» TASK STATEMENT:
Work through the records below and copy every line that includes "initials".

» MATERIAL FOR THIS TASK:

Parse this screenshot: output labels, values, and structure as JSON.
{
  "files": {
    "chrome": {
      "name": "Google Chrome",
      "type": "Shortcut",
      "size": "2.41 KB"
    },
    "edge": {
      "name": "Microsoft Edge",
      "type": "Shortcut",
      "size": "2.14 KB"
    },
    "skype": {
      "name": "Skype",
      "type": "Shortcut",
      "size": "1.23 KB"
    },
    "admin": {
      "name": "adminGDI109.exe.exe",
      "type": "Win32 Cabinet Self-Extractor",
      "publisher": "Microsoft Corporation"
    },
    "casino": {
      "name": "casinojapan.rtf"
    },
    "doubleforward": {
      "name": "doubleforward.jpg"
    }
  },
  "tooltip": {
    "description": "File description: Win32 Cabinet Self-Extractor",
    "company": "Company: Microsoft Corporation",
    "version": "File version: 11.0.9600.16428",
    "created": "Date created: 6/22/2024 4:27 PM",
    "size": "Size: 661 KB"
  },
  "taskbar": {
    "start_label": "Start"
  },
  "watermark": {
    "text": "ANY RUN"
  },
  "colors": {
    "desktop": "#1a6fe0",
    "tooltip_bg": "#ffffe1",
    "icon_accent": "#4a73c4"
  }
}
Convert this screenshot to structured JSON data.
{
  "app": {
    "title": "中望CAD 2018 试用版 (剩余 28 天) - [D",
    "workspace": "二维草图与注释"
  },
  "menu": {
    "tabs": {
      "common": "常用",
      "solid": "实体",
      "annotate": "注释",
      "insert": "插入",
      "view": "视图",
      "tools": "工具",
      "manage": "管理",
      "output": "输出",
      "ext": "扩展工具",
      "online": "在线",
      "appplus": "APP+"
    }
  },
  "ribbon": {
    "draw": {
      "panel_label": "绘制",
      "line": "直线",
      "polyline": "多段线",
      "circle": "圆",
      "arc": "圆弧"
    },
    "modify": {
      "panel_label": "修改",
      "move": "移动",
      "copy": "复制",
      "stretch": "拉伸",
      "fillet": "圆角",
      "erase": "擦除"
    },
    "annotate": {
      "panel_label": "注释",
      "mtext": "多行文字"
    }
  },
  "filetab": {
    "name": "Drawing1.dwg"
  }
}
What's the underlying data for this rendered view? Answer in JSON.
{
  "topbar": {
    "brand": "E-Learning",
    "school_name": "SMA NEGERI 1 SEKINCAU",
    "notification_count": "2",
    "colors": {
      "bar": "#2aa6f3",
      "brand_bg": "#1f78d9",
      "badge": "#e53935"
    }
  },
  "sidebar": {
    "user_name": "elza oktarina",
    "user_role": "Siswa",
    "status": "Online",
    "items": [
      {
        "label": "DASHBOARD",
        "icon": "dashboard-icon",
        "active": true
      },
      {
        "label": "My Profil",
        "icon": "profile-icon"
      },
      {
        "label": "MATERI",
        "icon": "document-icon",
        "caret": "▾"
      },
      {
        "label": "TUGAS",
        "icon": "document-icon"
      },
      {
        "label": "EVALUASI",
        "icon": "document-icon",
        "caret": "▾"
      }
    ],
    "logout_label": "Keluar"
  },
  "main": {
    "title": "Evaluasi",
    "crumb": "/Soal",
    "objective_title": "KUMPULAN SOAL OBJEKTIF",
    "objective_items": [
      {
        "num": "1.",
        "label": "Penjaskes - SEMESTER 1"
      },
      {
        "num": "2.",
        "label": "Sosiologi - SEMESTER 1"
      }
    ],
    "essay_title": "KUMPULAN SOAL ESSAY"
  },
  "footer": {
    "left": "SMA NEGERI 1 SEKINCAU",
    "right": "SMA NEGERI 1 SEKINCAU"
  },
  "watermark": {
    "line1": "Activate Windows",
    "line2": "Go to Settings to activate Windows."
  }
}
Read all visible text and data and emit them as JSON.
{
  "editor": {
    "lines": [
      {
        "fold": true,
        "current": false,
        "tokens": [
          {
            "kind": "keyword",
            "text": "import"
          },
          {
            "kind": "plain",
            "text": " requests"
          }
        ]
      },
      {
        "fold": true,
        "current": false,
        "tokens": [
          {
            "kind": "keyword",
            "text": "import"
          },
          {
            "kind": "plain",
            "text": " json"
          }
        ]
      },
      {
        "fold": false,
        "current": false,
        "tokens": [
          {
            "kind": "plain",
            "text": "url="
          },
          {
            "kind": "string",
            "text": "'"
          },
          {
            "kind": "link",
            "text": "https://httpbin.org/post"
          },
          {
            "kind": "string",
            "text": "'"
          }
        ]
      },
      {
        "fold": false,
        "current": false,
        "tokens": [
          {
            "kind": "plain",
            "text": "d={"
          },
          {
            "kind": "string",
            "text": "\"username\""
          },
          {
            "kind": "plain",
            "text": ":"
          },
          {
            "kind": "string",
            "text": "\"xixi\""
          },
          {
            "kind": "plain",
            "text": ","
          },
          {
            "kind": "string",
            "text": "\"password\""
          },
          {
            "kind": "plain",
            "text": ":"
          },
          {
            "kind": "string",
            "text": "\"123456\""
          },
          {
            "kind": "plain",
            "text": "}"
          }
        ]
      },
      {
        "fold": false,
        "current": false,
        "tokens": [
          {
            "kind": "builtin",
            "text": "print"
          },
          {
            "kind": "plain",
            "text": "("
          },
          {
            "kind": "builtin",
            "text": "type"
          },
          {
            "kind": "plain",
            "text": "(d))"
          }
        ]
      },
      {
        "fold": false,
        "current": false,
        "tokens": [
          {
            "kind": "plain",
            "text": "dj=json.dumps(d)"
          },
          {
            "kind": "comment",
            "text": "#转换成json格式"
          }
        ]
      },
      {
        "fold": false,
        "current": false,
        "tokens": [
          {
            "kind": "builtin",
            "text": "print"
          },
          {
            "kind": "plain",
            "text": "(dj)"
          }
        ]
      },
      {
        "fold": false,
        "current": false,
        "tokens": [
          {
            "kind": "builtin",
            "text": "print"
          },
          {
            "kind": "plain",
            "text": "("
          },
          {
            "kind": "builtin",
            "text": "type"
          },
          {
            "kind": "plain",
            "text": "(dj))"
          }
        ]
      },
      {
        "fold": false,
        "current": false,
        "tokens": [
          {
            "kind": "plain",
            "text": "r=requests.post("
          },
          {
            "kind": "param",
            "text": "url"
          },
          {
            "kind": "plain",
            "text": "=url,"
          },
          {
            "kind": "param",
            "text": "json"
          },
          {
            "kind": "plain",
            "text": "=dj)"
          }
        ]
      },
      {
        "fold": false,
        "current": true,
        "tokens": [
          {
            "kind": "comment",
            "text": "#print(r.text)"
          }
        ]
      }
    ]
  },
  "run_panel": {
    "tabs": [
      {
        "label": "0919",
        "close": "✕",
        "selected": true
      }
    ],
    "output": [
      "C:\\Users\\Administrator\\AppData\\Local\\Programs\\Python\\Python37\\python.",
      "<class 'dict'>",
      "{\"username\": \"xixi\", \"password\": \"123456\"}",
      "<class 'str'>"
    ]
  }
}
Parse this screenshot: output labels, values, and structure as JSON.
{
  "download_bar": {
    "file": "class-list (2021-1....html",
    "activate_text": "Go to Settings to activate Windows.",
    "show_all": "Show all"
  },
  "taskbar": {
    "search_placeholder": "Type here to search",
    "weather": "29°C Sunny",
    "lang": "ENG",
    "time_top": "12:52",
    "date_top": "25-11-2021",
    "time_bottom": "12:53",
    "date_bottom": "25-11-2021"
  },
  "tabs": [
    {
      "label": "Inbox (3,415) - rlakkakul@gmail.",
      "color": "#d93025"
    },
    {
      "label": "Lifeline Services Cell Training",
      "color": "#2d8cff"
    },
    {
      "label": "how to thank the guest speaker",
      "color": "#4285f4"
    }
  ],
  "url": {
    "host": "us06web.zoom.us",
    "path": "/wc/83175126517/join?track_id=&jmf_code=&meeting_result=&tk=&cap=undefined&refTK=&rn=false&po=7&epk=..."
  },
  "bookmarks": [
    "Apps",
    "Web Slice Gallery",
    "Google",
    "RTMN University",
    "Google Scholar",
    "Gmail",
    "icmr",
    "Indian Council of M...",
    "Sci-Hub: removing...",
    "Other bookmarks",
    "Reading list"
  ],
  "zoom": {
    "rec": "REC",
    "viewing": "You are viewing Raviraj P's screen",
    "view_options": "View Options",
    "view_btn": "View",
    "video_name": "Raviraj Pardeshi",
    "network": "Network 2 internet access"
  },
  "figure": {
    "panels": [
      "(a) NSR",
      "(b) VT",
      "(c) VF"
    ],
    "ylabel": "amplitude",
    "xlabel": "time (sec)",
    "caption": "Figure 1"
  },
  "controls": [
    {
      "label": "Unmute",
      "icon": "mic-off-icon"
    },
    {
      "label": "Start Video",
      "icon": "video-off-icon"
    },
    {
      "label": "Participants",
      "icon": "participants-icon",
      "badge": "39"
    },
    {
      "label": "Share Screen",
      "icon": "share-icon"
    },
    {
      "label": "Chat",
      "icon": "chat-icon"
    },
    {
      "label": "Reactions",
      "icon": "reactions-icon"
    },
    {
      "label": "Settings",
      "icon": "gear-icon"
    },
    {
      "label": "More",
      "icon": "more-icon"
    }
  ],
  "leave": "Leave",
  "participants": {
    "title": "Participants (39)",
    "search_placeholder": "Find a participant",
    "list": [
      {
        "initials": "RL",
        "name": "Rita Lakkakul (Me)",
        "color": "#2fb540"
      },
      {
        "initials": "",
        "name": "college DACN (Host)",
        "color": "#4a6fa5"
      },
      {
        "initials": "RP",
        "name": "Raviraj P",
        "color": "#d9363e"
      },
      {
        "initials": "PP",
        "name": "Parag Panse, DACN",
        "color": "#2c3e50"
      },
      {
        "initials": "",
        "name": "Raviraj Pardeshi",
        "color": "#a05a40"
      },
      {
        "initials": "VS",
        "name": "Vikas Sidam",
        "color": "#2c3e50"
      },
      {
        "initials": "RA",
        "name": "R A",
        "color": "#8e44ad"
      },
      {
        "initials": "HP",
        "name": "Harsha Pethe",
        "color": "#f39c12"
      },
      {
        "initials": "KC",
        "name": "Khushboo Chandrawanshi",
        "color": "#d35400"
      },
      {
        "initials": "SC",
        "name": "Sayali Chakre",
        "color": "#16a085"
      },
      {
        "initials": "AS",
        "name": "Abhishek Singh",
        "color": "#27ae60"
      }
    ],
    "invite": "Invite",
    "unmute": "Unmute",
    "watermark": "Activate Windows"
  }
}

» TASK RESPONSE:
        "initials": "RL",
        "initials": "",
        "initials": "RP",
        "initials": "PP",
        "initials": "",
        "initials": "VS",
        "initials": "RA",
        "initials": "HP",
        "initials": "KC",
        "initials": "SC",
        "initials": "AS",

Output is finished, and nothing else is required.